CIA operatives could trust both neoconservative George W. Bush and internationalist Barack Obama with that arsenal because they believed, whatever their politics, both presidents were rational actors. With Trump, they can have no such confidence.
Trump’s contempt for the intelligence profession, weaponized in his “deep state” conspiracy theories, has agency personnel feeling professionally vulnerable, perhaps for the first time. An irrational chief executive has shattered their apolitical pretensions and forced them to re-examine what their core beliefs require.
Larry Pfeiffer, former chief of staff to Hayden, told me, “Until now I’ve been mostly a Republican voter at the national level because Republicans shared my views on national security. For a lot of people inside the national security community, that is not necessarily the case anymore. The Republican Party under Trump has abandoned people like us.”
When Pfeiffer told me, “Who knows? I might have to vote for Elizabeth Warren, or Bernie Sanders in 2020,” he sounded amazed by the possibility but not averse to it. Two years of Trump can do that to a former spy.
The point is not that the CIA is getting more liberal, says John Prados, author of The Ghosts of Langley, a history of the agency. Rather, the election results show that the voting bloc that supports the president now skews even more to the hard right. “The migration of [the] political spectrum to the right makes the agency look more liberal than it is,” he said in an interview.
“I find it sad—and maybe a few other adjectives—that Brennan now gets a pass for some of [the] things he did as director, just because he’s combatting Trump,” Prados said.
Prados also distinguished between former and current CIA personnel. While Trump has nothing but scorn for the former intelligence chiefs who blast him on CNN and MSNBC, he does have something to offer the agency’s current leaders: a policy mission they may find urgent.
“If Trump is going to carry out a secret war against Iran as he seems to want to do, who is our ally?” Prados asked. “Mossad [the Israeli intelligence service]? Who can work with Mossad?
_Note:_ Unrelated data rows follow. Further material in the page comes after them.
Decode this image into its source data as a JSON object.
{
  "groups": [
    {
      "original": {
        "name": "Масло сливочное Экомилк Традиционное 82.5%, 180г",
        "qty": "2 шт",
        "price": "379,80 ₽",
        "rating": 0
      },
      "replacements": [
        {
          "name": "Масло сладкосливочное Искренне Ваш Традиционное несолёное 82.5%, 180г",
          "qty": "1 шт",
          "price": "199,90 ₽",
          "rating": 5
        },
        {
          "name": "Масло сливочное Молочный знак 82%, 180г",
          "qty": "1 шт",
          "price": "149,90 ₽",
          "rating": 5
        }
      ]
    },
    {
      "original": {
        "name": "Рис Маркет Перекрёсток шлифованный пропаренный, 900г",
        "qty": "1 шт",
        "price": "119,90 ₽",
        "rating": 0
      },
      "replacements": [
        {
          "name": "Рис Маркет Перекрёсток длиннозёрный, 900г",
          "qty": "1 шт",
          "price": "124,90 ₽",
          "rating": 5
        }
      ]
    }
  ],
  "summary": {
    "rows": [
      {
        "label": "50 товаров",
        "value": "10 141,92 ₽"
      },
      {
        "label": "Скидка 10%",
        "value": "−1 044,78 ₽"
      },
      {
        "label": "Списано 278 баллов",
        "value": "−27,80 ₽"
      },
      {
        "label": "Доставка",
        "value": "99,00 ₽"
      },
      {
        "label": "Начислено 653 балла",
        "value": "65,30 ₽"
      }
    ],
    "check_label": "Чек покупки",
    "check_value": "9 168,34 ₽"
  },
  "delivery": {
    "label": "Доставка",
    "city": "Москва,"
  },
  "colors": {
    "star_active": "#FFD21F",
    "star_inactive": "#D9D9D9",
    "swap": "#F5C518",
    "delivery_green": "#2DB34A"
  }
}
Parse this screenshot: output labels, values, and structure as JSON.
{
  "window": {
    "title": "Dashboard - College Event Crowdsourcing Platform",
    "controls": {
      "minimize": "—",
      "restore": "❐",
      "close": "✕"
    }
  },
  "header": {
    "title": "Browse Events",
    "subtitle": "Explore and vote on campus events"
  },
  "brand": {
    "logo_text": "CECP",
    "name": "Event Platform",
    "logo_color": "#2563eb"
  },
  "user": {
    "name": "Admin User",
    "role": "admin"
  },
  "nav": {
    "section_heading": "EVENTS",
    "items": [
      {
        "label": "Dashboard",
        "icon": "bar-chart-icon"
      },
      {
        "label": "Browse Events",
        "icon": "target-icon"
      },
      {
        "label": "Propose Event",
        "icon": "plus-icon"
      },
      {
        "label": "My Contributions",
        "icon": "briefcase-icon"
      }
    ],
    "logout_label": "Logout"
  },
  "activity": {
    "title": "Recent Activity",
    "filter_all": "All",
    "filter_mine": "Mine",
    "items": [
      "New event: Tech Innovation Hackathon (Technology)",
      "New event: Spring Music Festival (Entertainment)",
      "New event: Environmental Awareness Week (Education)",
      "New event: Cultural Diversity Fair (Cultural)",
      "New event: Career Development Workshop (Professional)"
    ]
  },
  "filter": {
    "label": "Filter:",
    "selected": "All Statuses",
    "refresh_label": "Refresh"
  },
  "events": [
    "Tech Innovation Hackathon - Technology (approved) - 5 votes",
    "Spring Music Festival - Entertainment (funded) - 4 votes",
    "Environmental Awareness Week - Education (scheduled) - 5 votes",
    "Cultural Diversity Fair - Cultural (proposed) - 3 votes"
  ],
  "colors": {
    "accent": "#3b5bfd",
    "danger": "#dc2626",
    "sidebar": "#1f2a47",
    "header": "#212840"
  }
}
The CIA. If that is Trump’s Middle East agenda, the interests of current CIA people and the formers may diverge.”
But Harrington argues the crisis facing the CIA, and other federal agencies, goes beyond any one policy.
“Trump is not only relying on lies and falsehoods in his public statements, but I have to believe he is pushing back on the realities that are brought to him. Imagine Gina Haspel goes to the White House with a briefer to talk about the latest intel on—fill in the blank: North Korea’s missile program. What China is doing to supplant America in Asia. Where Europe wants to go with NATO. Does the president listen or care? Or even understand? We’re not in crisis on any one issue, but can we really say the government is functioning?”
Harrington expects the mistrust between the president and the intelligence community to grow in the next two years.
“No director of any federal agency can turn away the inquiries of the Democratic House,” Harrington said. “CIA people have to deal head on with the consequences of a president who is fundamentally not dealing with reality.”
If there’s one thing to be learned from talking to former CIA personnel, it’s the sense that the CIA system—powerful, stealthy, and dangerous—is blinking red about the latest news of an authoritarian leader in an unstable nation.
This article was produced by the Deep State, a project of the Independent Media Institute.